__REQUIRED WORK__: For every line in the entries that contains "this", show the whole line.

Page and application data records:
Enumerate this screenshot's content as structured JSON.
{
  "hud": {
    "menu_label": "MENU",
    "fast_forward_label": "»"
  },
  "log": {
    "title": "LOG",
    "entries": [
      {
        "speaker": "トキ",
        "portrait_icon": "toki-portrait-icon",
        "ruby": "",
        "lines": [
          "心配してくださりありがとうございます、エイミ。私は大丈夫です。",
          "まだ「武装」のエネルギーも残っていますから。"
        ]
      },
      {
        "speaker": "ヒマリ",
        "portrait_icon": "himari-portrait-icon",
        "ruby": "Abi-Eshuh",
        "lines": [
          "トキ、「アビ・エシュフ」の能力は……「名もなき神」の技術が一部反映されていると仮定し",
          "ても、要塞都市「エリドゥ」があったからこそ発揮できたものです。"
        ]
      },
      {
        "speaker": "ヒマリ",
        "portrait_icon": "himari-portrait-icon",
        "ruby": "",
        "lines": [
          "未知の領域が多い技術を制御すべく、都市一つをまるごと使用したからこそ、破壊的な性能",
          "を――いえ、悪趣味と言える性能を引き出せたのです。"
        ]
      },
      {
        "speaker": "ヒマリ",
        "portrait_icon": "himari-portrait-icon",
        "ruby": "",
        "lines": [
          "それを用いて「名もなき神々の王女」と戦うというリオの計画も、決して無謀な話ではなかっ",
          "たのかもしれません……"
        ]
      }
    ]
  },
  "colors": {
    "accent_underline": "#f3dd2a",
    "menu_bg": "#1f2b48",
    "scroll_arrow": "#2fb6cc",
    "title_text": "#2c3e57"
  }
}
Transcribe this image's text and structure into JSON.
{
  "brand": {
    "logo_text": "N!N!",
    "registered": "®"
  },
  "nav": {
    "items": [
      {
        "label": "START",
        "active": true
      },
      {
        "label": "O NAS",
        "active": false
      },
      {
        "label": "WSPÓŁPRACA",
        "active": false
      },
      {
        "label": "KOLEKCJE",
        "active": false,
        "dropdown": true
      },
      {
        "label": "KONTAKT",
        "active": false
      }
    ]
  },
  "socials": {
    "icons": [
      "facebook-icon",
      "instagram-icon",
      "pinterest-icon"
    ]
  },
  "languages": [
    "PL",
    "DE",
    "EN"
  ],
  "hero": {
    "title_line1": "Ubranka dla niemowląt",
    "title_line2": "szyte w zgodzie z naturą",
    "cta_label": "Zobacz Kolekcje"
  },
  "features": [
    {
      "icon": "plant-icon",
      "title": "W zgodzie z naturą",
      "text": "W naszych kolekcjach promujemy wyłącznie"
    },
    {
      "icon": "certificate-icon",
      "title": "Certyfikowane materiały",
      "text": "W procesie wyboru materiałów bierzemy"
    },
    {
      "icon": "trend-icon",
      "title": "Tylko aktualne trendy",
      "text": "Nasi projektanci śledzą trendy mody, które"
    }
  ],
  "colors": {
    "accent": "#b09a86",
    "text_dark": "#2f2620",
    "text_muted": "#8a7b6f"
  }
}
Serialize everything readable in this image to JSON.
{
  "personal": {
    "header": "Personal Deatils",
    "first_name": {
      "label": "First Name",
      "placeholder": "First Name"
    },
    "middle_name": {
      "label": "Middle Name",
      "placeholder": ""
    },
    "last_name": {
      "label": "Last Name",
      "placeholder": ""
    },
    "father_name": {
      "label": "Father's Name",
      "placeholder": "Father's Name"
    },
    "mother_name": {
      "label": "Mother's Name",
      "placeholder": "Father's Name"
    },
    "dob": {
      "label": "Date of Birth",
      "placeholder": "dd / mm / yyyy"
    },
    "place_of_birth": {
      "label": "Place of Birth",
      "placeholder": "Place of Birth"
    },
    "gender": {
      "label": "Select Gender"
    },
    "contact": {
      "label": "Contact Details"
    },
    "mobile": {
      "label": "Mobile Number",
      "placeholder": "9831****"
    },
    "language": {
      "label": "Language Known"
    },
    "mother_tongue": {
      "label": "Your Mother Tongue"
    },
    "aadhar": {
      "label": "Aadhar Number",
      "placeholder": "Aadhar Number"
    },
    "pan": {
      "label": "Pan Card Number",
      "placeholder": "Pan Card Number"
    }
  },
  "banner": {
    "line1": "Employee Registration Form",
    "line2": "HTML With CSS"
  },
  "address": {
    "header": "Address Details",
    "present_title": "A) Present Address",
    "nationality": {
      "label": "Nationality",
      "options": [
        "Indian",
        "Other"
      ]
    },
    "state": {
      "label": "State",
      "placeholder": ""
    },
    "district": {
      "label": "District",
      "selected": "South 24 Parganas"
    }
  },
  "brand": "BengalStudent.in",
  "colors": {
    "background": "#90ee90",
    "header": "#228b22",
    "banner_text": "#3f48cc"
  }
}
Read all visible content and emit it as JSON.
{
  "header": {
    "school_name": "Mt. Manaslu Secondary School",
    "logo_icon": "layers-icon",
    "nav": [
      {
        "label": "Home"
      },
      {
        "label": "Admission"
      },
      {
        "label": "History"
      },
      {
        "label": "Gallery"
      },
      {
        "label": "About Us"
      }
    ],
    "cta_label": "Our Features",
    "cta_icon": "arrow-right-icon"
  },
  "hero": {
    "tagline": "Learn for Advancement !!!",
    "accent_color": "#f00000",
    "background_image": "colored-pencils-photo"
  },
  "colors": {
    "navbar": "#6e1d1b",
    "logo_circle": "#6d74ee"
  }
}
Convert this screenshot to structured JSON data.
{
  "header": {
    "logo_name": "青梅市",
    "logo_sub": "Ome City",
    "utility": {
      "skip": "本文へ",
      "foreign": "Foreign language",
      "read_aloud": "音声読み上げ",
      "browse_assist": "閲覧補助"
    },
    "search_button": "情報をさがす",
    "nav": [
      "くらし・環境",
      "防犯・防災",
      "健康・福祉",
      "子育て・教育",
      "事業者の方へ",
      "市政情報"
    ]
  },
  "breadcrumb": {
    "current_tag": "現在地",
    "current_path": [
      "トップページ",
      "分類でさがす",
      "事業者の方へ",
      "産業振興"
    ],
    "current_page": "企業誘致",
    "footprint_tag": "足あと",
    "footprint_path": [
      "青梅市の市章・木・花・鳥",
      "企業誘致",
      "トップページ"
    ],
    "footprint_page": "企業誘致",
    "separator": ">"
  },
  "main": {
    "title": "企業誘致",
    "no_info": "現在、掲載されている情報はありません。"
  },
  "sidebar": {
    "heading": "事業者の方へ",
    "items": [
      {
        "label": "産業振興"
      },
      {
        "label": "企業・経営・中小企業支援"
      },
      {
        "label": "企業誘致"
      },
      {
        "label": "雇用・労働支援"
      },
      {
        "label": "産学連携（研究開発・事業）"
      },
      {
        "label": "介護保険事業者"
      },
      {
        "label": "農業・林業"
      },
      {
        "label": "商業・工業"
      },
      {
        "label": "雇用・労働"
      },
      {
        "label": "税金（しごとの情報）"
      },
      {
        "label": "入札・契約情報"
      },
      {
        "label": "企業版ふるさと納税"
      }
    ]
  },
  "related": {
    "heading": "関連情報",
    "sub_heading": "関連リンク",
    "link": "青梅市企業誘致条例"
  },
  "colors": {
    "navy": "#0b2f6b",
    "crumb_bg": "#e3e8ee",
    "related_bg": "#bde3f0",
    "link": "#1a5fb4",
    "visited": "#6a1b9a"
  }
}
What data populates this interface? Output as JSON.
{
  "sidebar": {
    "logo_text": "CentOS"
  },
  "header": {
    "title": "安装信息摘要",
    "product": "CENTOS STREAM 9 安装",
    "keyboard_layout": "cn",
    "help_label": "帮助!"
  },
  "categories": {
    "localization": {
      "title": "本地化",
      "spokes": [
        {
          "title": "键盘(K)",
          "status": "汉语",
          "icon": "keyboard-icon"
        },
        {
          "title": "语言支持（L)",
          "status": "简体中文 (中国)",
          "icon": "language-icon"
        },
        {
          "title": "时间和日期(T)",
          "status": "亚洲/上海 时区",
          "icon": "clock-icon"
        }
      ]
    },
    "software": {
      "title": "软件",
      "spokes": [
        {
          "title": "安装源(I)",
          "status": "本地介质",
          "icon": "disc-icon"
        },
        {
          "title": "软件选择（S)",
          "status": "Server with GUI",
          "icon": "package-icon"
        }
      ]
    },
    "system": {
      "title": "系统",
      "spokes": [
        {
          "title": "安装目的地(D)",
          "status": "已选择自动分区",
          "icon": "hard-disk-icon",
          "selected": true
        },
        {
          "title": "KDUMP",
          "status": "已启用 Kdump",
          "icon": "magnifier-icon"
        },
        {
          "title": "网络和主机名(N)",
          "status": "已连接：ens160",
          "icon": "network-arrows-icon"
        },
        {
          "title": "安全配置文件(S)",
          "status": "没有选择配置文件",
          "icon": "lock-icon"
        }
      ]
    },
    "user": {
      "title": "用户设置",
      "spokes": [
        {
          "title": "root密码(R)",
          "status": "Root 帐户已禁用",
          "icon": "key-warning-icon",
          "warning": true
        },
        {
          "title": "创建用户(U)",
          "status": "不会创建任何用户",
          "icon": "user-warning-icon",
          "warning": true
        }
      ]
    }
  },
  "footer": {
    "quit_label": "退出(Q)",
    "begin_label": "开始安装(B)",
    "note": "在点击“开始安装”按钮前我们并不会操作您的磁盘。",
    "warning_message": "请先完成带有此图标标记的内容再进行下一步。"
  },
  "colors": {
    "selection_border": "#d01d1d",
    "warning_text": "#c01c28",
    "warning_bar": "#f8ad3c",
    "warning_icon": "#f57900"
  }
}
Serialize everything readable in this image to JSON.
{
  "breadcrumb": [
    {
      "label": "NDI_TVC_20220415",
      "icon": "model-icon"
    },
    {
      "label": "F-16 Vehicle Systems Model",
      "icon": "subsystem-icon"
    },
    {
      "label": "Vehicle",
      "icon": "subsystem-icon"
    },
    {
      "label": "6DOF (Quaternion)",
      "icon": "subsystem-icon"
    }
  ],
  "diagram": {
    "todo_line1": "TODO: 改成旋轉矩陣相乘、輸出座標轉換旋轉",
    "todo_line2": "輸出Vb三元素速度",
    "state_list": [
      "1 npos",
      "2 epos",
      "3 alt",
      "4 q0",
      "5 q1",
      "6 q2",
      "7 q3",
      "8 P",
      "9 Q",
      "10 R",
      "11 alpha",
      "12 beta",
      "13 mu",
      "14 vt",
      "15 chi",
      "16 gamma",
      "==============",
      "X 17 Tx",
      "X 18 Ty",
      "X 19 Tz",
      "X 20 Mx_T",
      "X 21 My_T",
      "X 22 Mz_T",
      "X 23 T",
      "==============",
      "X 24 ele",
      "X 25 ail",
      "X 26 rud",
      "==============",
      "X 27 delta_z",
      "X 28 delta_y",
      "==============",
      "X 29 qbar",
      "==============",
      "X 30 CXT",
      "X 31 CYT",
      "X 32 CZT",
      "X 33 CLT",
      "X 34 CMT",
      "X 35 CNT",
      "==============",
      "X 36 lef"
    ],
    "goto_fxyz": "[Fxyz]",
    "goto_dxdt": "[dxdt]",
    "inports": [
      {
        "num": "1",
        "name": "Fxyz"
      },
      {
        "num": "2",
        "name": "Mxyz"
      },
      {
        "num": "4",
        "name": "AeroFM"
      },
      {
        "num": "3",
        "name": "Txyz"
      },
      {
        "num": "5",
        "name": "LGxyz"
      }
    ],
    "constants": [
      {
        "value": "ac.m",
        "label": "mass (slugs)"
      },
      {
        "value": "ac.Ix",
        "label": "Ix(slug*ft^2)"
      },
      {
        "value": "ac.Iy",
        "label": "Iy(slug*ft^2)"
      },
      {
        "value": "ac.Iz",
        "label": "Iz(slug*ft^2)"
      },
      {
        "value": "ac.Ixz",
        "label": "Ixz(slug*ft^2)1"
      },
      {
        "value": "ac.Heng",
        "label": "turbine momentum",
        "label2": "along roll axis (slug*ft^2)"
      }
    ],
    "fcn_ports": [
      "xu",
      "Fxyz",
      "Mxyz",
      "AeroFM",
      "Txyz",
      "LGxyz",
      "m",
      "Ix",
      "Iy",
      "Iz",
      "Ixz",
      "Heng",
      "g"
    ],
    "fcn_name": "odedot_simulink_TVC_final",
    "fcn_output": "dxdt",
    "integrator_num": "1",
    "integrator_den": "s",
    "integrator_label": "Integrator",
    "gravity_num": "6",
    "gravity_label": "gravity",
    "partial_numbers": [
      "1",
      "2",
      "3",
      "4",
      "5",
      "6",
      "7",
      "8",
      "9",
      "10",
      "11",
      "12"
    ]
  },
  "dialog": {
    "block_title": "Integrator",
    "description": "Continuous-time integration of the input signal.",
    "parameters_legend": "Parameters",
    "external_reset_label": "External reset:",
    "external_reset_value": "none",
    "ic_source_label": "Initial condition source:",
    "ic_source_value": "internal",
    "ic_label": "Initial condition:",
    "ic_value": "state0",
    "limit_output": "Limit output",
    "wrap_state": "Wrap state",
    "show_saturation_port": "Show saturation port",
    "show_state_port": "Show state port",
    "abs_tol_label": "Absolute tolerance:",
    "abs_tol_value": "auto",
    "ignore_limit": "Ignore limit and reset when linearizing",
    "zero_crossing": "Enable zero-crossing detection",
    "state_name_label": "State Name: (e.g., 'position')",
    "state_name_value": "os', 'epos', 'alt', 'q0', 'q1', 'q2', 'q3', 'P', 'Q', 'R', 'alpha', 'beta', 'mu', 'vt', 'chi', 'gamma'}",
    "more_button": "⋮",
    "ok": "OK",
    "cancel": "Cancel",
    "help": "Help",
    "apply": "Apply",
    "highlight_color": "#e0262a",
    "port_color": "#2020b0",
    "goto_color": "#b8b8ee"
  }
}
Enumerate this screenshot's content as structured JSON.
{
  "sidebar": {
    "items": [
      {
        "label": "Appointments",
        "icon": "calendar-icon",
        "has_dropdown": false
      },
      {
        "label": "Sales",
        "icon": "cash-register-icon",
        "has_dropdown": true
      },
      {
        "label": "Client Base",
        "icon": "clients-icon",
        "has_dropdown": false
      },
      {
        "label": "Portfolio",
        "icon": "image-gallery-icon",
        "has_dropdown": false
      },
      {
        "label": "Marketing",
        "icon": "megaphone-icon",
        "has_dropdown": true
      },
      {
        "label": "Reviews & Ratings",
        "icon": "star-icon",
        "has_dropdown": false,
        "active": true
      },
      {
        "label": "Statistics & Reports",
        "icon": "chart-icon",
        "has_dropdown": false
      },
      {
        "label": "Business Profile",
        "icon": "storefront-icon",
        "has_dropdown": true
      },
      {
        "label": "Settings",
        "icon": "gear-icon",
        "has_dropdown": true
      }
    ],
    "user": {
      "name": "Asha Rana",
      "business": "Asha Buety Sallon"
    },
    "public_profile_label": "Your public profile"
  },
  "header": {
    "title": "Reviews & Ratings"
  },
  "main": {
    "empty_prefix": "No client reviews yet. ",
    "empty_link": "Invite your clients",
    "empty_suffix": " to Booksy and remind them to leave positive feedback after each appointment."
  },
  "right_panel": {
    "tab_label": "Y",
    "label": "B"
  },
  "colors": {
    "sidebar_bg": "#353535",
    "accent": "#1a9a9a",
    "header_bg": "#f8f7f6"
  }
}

__COMPLETED TASK__:
Enumerate this screenshot's content as structured JSON.
Transcribe this image's text and structure into JSON.
Serialize everything readable in this image to JSON.
Convert this screenshot to structured JSON data.
What data populates this interface? Output as JSON.
Serialize everything readable in this image to JSON.
Enumerate this screenshot's content as structured JSON.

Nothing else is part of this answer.